The main attraction of going to SFSU is obviously San Francisco itself – one of the most vibrant and fulfilling cities I have ever stayed in. There’s a few reasons as to why SF rents are so high, but I think the main one is that it’s just an extremely cool place to live. The hilly terrain gives you breathtaking views almost wherever you go; the parks bring masses of people together in weekly celebration; the cultural history leads you to new and fascinating places all the time – the list really goes on. Areas like Castro and the Haight are so iconic that you won’t be able to resist their charm (Haight less so now – it feels more like a commodified homage to hippy culture, which is contradictory for all sorts of reasons)
I believe California’s marijuana industry is also worth mentioning – following in the footsteps of other states toward full legalisation, the psudeo-legailty of weed in SF means that police officers can spend their time dealing with actual serious crime, rather than arresting young black men and perpetuating the (quite frankly) fucked up cycle of incarceration that destroys so many American lives. In SF, people are allowed to enjoy the medicinal benefits of marijuana (you will smell it literally everywhere you go) and it can be smoked mostly anywhere. I would advise using a little bit of caution here though, be discreet and no one will have a problem. Smoking outside a school at home-time might not be the best idea. To be eligible to purchase weed from dispensaries in SF, you must first visit a marijuana doctor (there’s plenty throughout the city) and explain why you would need it, and then you can buy an ID card which can be used to buy weed from any dispensary in the city. You must however prove that you are a California resident – any proof of address here in SF will suffice.
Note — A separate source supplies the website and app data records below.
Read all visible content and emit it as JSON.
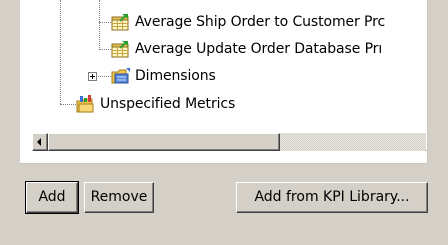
{
  "tree": {
    "items": [
      {
        "label": "Average Ship Order to Customer Prc",
        "icon": "table-chart-icon"
      },
      {
        "label": "Average Update Order Database Prı",
        "icon": "table-chart-icon"
      },
      {
        "label": "Dimensions",
        "icon": "dimension-folder-icon",
        "expandable": true,
        "expanded": false
      },
      {
        "label": "Unspecified Metrics",
        "icon": "metrics-folder-icon"
      }
    ]
  },
  "buttons": {
    "add": "Add",
    "remove": "Remove",
    "add_from_kpi": "Add from KPI Library..."
  },
  "colors": {
    "window_bg": "#d4d0c8",
    "panel_bg": "#ffffff",
    "tree_lines": "#7f7f7f"
  }
}
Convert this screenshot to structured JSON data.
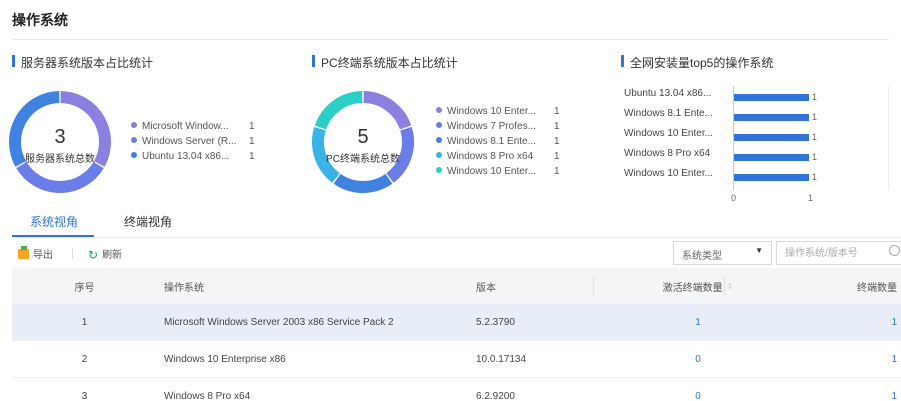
{
  "page": {
    "title": "操作系统"
  },
  "server_panel": {
    "title": "服务器系统版本占比统计",
    "total": "3",
    "total_label": "服务器系统总数",
    "legend": [
      {
        "label": "Microsoft Window...",
        "value": "1",
        "color": "#8b7fe0"
      },
      {
        "label": "Windows Server (R...",
        "value": "1",
        "color": "#6a7de8"
      },
      {
        "label": "Ubuntu 13.04 x86...",
        "value": "1",
        "color": "#3f82e0"
      }
    ]
  },
  "pc_panel": {
    "title": "PC终端系统版本占比统计",
    "total": "5",
    "total_label": "PC终端系统总数",
    "legend": [
      {
        "label": "Windows 10 Enter...",
        "value": "1",
        "color": "#8b7fe0"
      },
      {
        "label": "Windows 7 Profes...",
        "value": "1",
        "color": "#6a7de8"
      },
      {
        "label": "Windows 8.1 Ente...",
        "value": "1",
        "color": "#3f82e0"
      },
      {
        "label": "Windows 8 Pro x64",
        "value": "1",
        "color": "#3bb3e8"
      },
      {
        "label": "Windows 10 Enter...",
        "value": "1",
        "color": "#2ccfc5"
      }
    ]
  },
  "top5_panel": {
    "title": "全网安装量top5的操作系统",
    "ticks": [
      "0",
      "1"
    ]
  },
  "tabs": [
    {
      "label": "系统视角",
      "active": true
    },
    {
      "label": "终端视角",
      "active": false
    }
  ],
  "toolbar": {
    "export_label": "导出",
    "refresh_label": "刷新",
    "filter_placeholder": "系统类型",
    "search_placeholder": "操作系统/版本号"
  },
  "table": {
    "columns": [
      "序号",
      "操作系统",
      "版本",
      "激活终端数量",
      "终端数量"
    ],
    "rows": [
      {
        "idx": "1",
        "os": "Microsoft Windows Server 2003 x86 Service Pack 2",
        "version": "5.2.3790",
        "active": "1",
        "terminals": "1"
      },
      {
        "idx": "2",
        "os": "Windows 10 Enterprise x86",
        "version": "10.0.17134",
        "active": "0",
        "terminals": "1"
      },
      {
        "idx": "3",
        "os": "Windows 8 Pro x64",
        "version": "6.2.9200",
        "active": "0",
        "terminals": "1"
      }
    ]
  },
  "chart_data": [
    {
      "type": "pie",
      "title": "服务器系统版本占比统计",
      "categories": [
        "Microsoft Window...",
        "Windows Server (R...",
        "Ubuntu 13.04 x86..."
      ],
      "values": [
        1,
        1,
        1
      ]
    },
    {
      "type": "pie",
      "title": "PC终端系统版本占比统计",
      "categories": [
        "Windows 10 Enter...",
        "Windows 7 Profes...",
        "Windows 8.1 Ente...",
        "Windows 8 Pro x64",
        "Windows 10 Enter..."
      ],
      "values": [
        1,
        1,
        1,
        1,
        1
      ]
    },
    {
      "type": "bar",
      "title": "全网安装量top5的操作系统",
      "categories": [
        "Ubuntu 13.04 x86...",
        "Windows 8.1 Ente...",
        "Windows 10 Enter...",
        "Windows 8 Pro x64",
        "Windows 10 Enter..."
      ],
      "values": [
        1,
        1,
        1,
        1,
        1
      ],
      "xlim": [
        0,
        1
      ],
      "orientation": "horizontal",
      "color": "#2f74d6"
    }
  ]
}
There is rising inequality in SF though, and this can be quite jarring when you see it firsthand on the streets. The emergence of the tech industry in places like Silicon Valley (Google, Facebook etc) means that many of their employees choose to live in San Francisco – the closest major city. With this wealthy, new-age workforce all settling in SF, landlords can charge increasingly higher rents and still get away with it. This prices out the local residents – many of whom are then forced to live in campsite settlements on the streets. And then people complain about ‘the homeless problem’, as if it isn’t a direct consequence of recent attitudes and social care policy. The tech industry then resists higher taxation by threatening to move away – essentially blackmailing legislators into financial complicity. This, for me, was the biggest negative about the city. It’s hard to believe that SF hasn’t lost its famously loving spirit, when you see cops arrive at camping settlements and clear the homeless away, thinking that it is an appropriate solution to ever-growing problem.
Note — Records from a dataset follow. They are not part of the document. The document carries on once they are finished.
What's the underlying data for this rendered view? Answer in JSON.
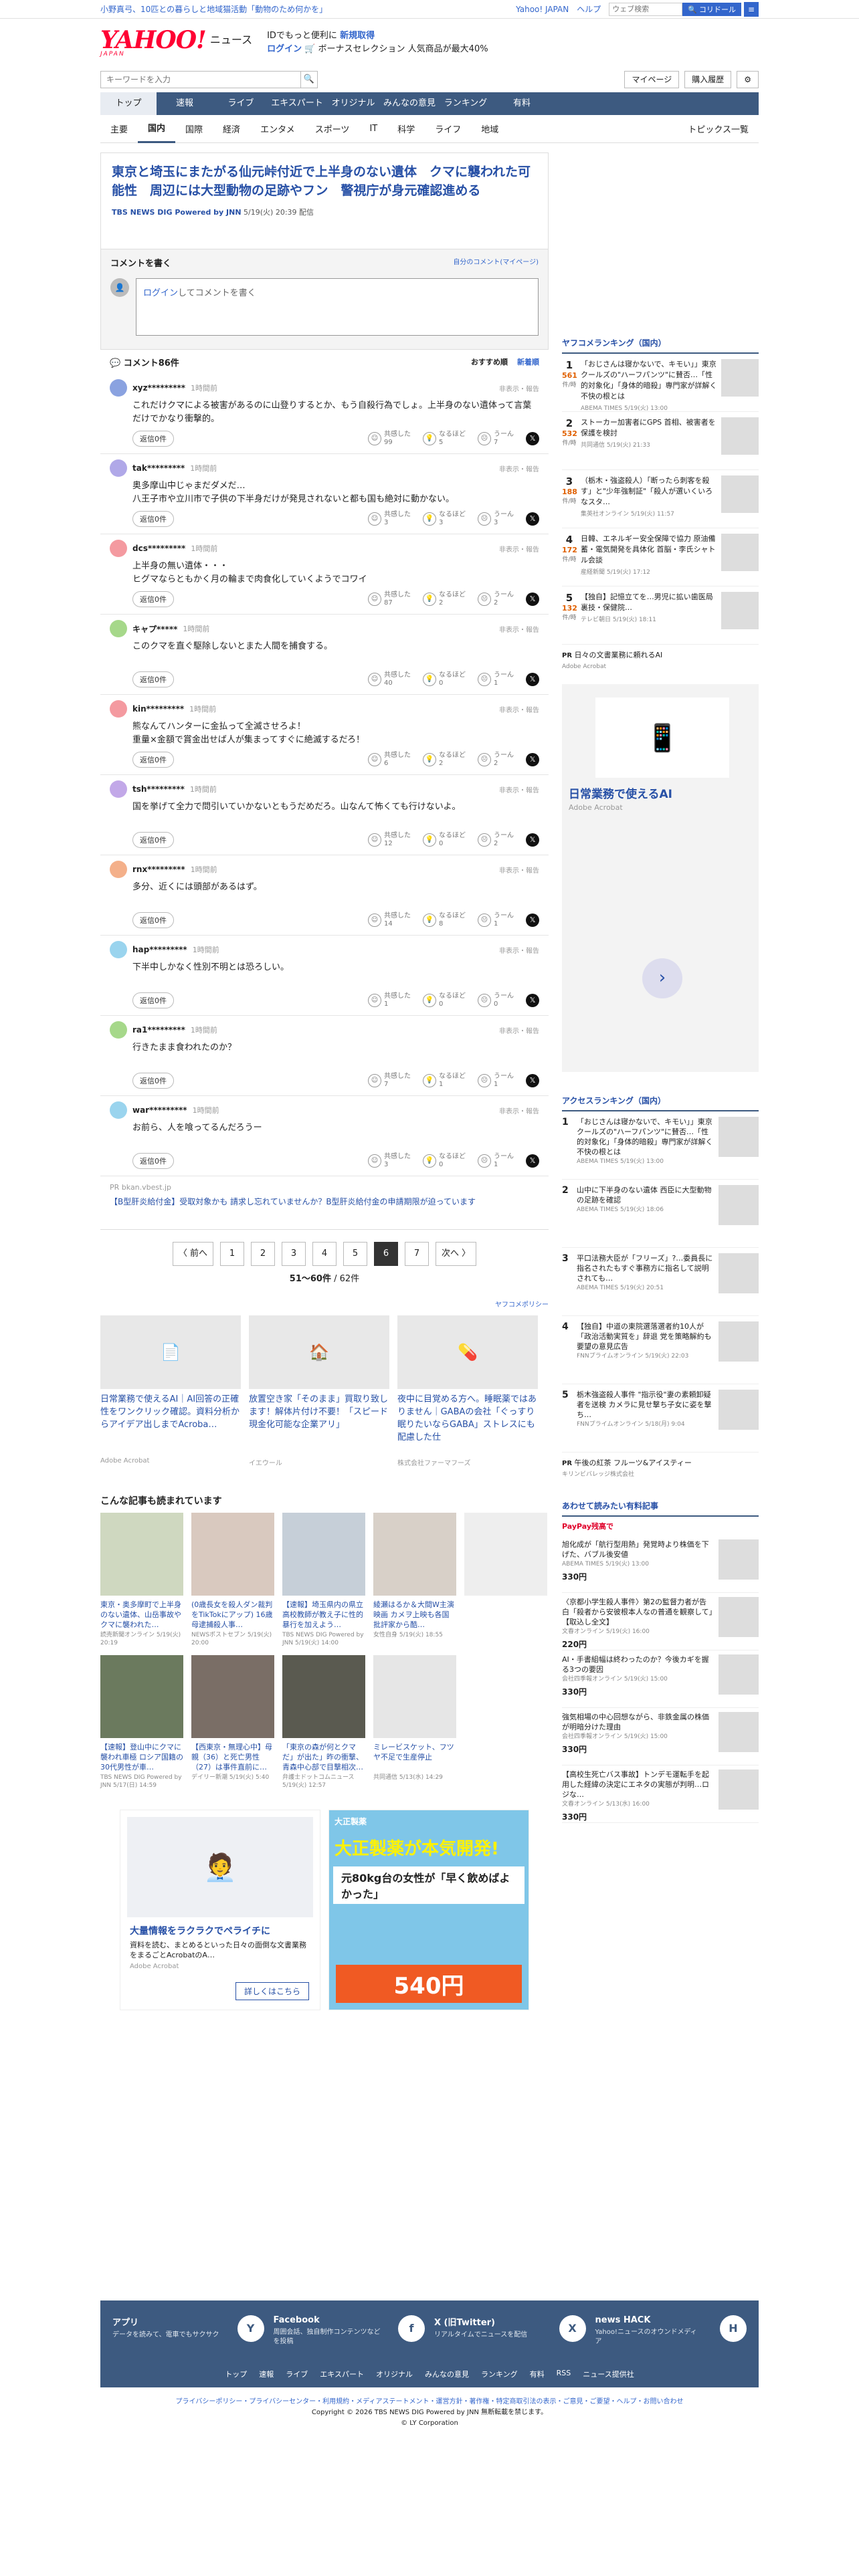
{
  "topbar": {
    "left": "小野真弓、10匹との暮らしと地域猫活動「動物のため何かを」",
    "links": [
      "Yahoo! JAPAN",
      "ヘルプ"
    ],
    "search_placeholder": "ウェブ検索",
    "search_btn": "🔍 コリドール"
  },
  "header": {
    "logo": "YAHOO!",
    "logo_sub": "JAPAN",
    "news": "ニュース",
    "promo1": "IDでもっと便利に",
    "promo1b": "新規取得",
    "promo2": "ログイン",
    "promo3": "🛒 ボーナスセレクション 人気商品が最大40%"
  },
  "search": {
    "placeholder": "キーワードを入力",
    "mypage": "マイページ",
    "history": "購入履歴"
  },
  "gnav": [
    "トップ",
    "速報",
    "ライブ",
    "エキスパート",
    "オリジナル",
    "みんなの意見",
    "ランキング",
    "有料"
  ],
  "subnav": [
    "主要",
    "国内",
    "国際",
    "経済",
    "エンタメ",
    "スポーツ",
    "IT",
    "科学",
    "ライフ",
    "地域"
  ],
  "subnav_right": "トピックス一覧",
  "article": {
    "title": "東京と埼玉にまたがる仙元峠付近で上半身のない遺体　クマに襲われた可能性　周辺には大型動物の足跡やフン　警視庁が身元確認進める",
    "source": "TBS NEWS DIG Powered by JNN",
    "date": "5/19(火) 20:39 配信"
  },
  "comment_write": {
    "title": "コメントを書く",
    "mine": "自分のコメント(マイページ)",
    "login": "ログイン",
    "placeholder": "してコメントを書く"
  },
  "comments_head": {
    "count": "コメント86件",
    "sort1": "おすすめ順",
    "sort2": "新着順"
  },
  "comments": [
    {
      "name": "xyz*********",
      "time": "1時間前",
      "color": "#8aa2e0",
      "text": "これだけクマによる被害があるのに山登りするとか、もう自殺行為でしょ。上半身のない遺体って言葉だけでかなり衝撃的。",
      "c": [
        "99",
        "5",
        "7"
      ]
    },
    {
      "name": "tak*********",
      "time": "1時間前",
      "color": "#b0a8e8",
      "text": "奥多摩山中じゃまだダメだ…\n八王子市や立川市で子供の下半身だけが発見されないと都も国も絶対に動かない。",
      "c": [
        "3",
        "3",
        "3"
      ]
    },
    {
      "name": "dcs*********",
      "time": "1時間前",
      "color": "#f49aa0",
      "text": "上半身の無い遺体・・・\nヒグマならともかく月の輪まで肉食化していくようでコワイ",
      "c": [
        "87",
        "2",
        "2"
      ]
    },
    {
      "name": "キャプ*****",
      "time": "1時間前",
      "color": "#a6d88a",
      "text": "このクマを直ぐ駆除しないとまた人間を捕食する。",
      "c": [
        "40",
        "0",
        "1"
      ]
    },
    {
      "name": "kin*********",
      "time": "1時間前",
      "color": "#f49aa0",
      "text": "熊なんてハンターに金払って全滅させろよ！\n重量×金額で賞金出せば人が集まってすぐに絶滅するだろ！",
      "c": [
        "6",
        "2",
        "2"
      ]
    },
    {
      "name": "tsh*********",
      "time": "1時間前",
      "color": "#c2a8e8",
      "text": "国を挙げて全力で問引いていかないともうだめだろ。山なんて怖くても行けないよ。",
      "c": [
        "12",
        "0",
        "2"
      ]
    },
    {
      "name": "rnx*********",
      "time": "1時間前",
      "color": "#f4b08a",
      "text": "多分、近くには頭部があるはず。",
      "c": [
        "14",
        "8",
        "1"
      ]
    },
    {
      "name": "hap*********",
      "time": "1時間前",
      "color": "#9ad4ee",
      "text": "下半中しかなく性別不明とは恐ろしい。",
      "c": [
        "1",
        "0",
        "0"
      ]
    },
    {
      "name": "ra1*********",
      "time": "1時間前",
      "color": "#a6d88a",
      "text": "行きたまま食われたのか？",
      "c": [
        "7",
        "1",
        "1"
      ]
    },
    {
      "name": "war*********",
      "time": "1時間前",
      "color": "#9ad4ee",
      "text": "お前ら、人を喰ってるんだろうー",
      "c": [
        "3",
        "0",
        "1"
      ]
    }
  ],
  "comment_labels": {
    "reply": "返信0件",
    "r1": "共感した",
    "r2": "なるほど",
    "r3": "うーん",
    "report": "非表示・報告"
  },
  "pr_comment": {
    "source": "bkan.vbest.jp",
    "title": "【B型肝炎給付金】受取対象かも 請求し忘れていませんか？B型肝炎給付金の申請期限が迫っています"
  },
  "pager": {
    "prev": "〈 前へ",
    "pages": [
      "1",
      "2",
      "3",
      "4",
      "5",
      "6",
      "7"
    ],
    "current": "6",
    "next": "次へ 〉",
    "range": "51〜60件",
    "total": "/ 62件",
    "policy": "ヤフコメポリシー"
  },
  "ads3": [
    {
      "title": "日常業務で使えるAI｜AI回答の正確性をワンクリック確認。資料分析からアイデア出しまでAcroba…",
      "src": "Adobe Acrobat"
    },
    {
      "title": "放置空き家「そのまま」買取り致します！解体片付け不要！「スピード現金化可能な企業アリ」",
      "src": "イエウール"
    },
    {
      "title": "夜中に目覚める方へ。睡眠薬ではありません｜GABAの会社「ぐっすり眠りたいならGABA」ストレスにも配慮した仕",
      "src": "株式会社ファーマフーズ"
    }
  ],
  "also": {
    "title": "こんな記事も読まれています",
    "items": [
      {
        "t": "東京・奥多摩町で上半身のない遺体、山岳事故やクマに襲われた…",
        "s": "読売新聞オンライン 5/19(火) 20:19"
      },
      {
        "t": "(0歳長女を殺人ダン裁判をTikTokにアップ) 16歳母逮捕殺人事…",
        "s": "NEWSポストセブン 5/19(火) 20:00"
      },
      {
        "t": "【速報】埼玉県内の県立高校教師が教え子に性的暴行を加えよう…",
        "s": "TBS NEWS DIG Powered by JNN 5/19(火) 14:00"
      },
      {
        "t": "綾瀬はるか＆大間W主演映画 カメヲ上映も各国批評家から酷…",
        "s": "女性自身 5/19(火) 18:55"
      },
      {
        "t": "",
        "s": ""
      },
      {
        "t": "【速報】登山中にクマに襲われ車極 ロシア国籍の30代男性が車…",
        "s": "TBS NEWS DIG Powered by JNN 5/17(日) 14:59"
      },
      {
        "t": "【西東京・無理心中】母親（36）と死亡男性（27）は事件直前に…",
        "s": "デイリー新潮 5/19(火) 5:40"
      },
      {
        "t": "「東京の森が何とクマだ」が出た」昨の衝撃、青森中心部で目撃相次…",
        "s": "弁護士ドットコムニュース 5/19(火) 12:57"
      },
      {
        "t": "ミレービスケット、フツヤ不足で生産停止",
        "s": "共同通信 5/13(水) 14:29"
      }
    ]
  },
  "bigads": {
    "left_title": "大量情報をラクラクでペライチに",
    "left_sub": "資料を読む、まとめるといった日々の面倒な文書業務をまるごとAcrobatのA…",
    "left_src": "Adobe Acrobat",
    "left_more": "詳しくはこちら",
    "right_brand": "大正製薬",
    "right_head": "大正製薬が本気開発!",
    "right_text": "元80kg台の女性が「早く飲めばよかった」",
    "right_price": "540円"
  },
  "ranking": {
    "title": "ヤフコメランキング（国内）",
    "items": [
      {
        "n": "1",
        "c": "561",
        "t": "「おじさんは寝かないで、キモい」」東京クールズの\"ハーフパンツ\"に賛否…「性的対象化」「身体的暗殺」専門家が詳解く不快の根とは",
        "m": "ABEMA TIMES 5/19(火) 13:00"
      },
      {
        "n": "2",
        "c": "532",
        "t": "ストーカー加害者にGPS 首相、被害者を保護を検討",
        "m": "共同通信 5/19(火) 21:33"
      },
      {
        "n": "3",
        "c": "188",
        "t": "（栃木・強盗殺人）「断ったら刺客を殺す」と\"少年強制証\"「殺人が選いくいろなスタ…",
        "m": "集英社オンライン 5/19(火) 11:57"
      },
      {
        "n": "4",
        "c": "172",
        "t": "日韓、エネルギー安全保障で協力 原油備蓄・電気開発を具体化 首脳・李氏シャトル会談",
        "m": "産経新聞 5/19(火) 17:12"
      },
      {
        "n": "5",
        "c": "132",
        "t": "【独自】記憶立てを…男児に拡い歯医局 裏技・保健院…",
        "m": "テレビ朝日 5/19(火) 18:11"
      }
    ],
    "pr": {
      "t": "日々の文書業務に頼れるAI",
      "s": "Adobe Acrobat"
    }
  },
  "sidead": {
    "title": "日常業務で使えるAI",
    "src": "Adobe Acrobat"
  },
  "access": {
    "title": "アクセスランキング（国内）",
    "items": [
      {
        "n": "1",
        "t": "「おじさんは寝かないで、キモい」」東京クールズの\"ハーフパンツ\"に賛否…「性的対象化」「身体的暗殺」専門家が詳解く不快の根とは",
        "m": "ABEMA TIMES 5/19(火) 13:00"
      },
      {
        "n": "2",
        "t": "山中に下半身のない遺体 西臣に大型動物の足跡を確認",
        "m": "ABEMA TIMES 5/19(火) 18:06"
      },
      {
        "n": "3",
        "t": "平口法務大臣が「フリーズ」?…委員長に指名されたもすぐ事務方に指名して説明されても…",
        "m": "ABEMA TIMES 5/19(火) 20:51"
      },
      {
        "n": "4",
        "t": "【独自】中道の東院選落選者約10人が「政治活動実質を」辞退 党を策略解約も要望の意見広告",
        "m": "FNNプライムオンライン 5/19(火) 22:03"
      },
      {
        "n": "5",
        "t": "栃木強盗殺人事件 \"指示役\"妻の素頼卸疑者を送検 カメラに見せ撃ち子女に姿を撃ち…",
        "m": "FNNプライムオンライン 5/18(月) 9:04"
      }
    ],
    "pr": {
      "t": "午後の紅茶 フルーツ&アイスティー",
      "s": "キリンビバレッジ株式会社"
    }
  },
  "paid": {
    "title": "あわせて読みたい有料記事",
    "brand": "PayPay残高で",
    "items": [
      {
        "t": "旭化成が「航行型用熱」発覚時より株価を下げた、バブル後安値",
        "m": "ABEMA TIMES 5/19(火) 13:00",
        "p": "330円"
      },
      {
        "t": "〈京都小学生殺人事件〉第2の監督力者が告白「殺者から安彼根本人なの普通を観察して」【取込し全文】",
        "m": "文春オンライン 5/19(火) 16:00",
        "p": "220円"
      },
      {
        "t": "AI・手書組幅は終わったのか？今後カギを握る3つの要因",
        "m": "会社四季報オンライン 5/19(火) 15:00",
        "p": "330円"
      },
      {
        "t": "強気相場の中心回想ながら、非鉄金属の株価が明暗分けた理由",
        "m": "会社四季報オンライン 5/19(火) 15:00",
        "p": "330円"
      },
      {
        "t": "【高校生死亡バス事故】トンデモ運転手を起用した経緯の決定にエネタの実態が判明…ロジな…",
        "m": "文春オンライン 5/13(水) 16:00",
        "p": "330円"
      }
    ]
  },
  "footer": {
    "cols": [
      {
        "t": "アプリ",
        "d": "データを読みて、電車でもサクサク",
        "i": "Y"
      },
      {
        "t": "Facebook",
        "d": "周囲会話、独自制作コンテンツなどを投稿",
        "i": "f"
      },
      {
        "t": "X (旧Twitter)",
        "d": "リアルタイムでニュースを配信",
        "i": "X"
      },
      {
        "t": "news HACK",
        "d": "Yahoo!ニュースのオウンドメディア",
        "i": "H"
      }
    ],
    "links": [
      "トップ",
      "速報",
      "ライブ",
      "エキスパート",
      "オリジナル",
      "みんなの意見",
      "ランキング",
      "有料",
      "RSS",
      "ニュース提供社"
    ],
    "legal": "プライバシーポリシー・プライバシーセンター・利用規約・メディアステートメント・運営方針・著作権・特定商取引法の表示・ご意見・ご要望・ヘルプ・お問い合わせ",
    "copy1": "Copyright © 2026 TBS NEWS DIG Powered by JNN 無断転載を禁じます。",
    "copy2": "© LY Corporation"
  }
}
However much this undermines the 60s ethos of love and freedom that became this city’s cultural mantra, SF is still one of the U.S’s most liberal cities, and the achievements of the likes of Harvey Milk are still cause for much celebration today – The power of community is what makes SF so special and I urge you to get involved as much as you can during your stay. (Bearing in mind that we, as exchange students willing and able to pay for high rent accommodation, are probably also pricing out local residents out of their own communities…)
The travel opportunities that will present themselves are truly staggering. I travelled all along the west coast, seeing cities like Vancouver, Seattle, Santa Barbara, Los Angeles, San Diego etc. My roommate is from Indiana originally, so I visited him in his hometown over Christmas and the trip turned out to be fascinating. The cultural divide between coastal and rural America is remarkable, and it is important to visit places in the heart of Trumpland to gain greater understanding of the current political climate. I also took a solo trip to Mexico City, my favourite destination so far – it’s truly an amazing place to visit (even without any Spanish whatsoever!)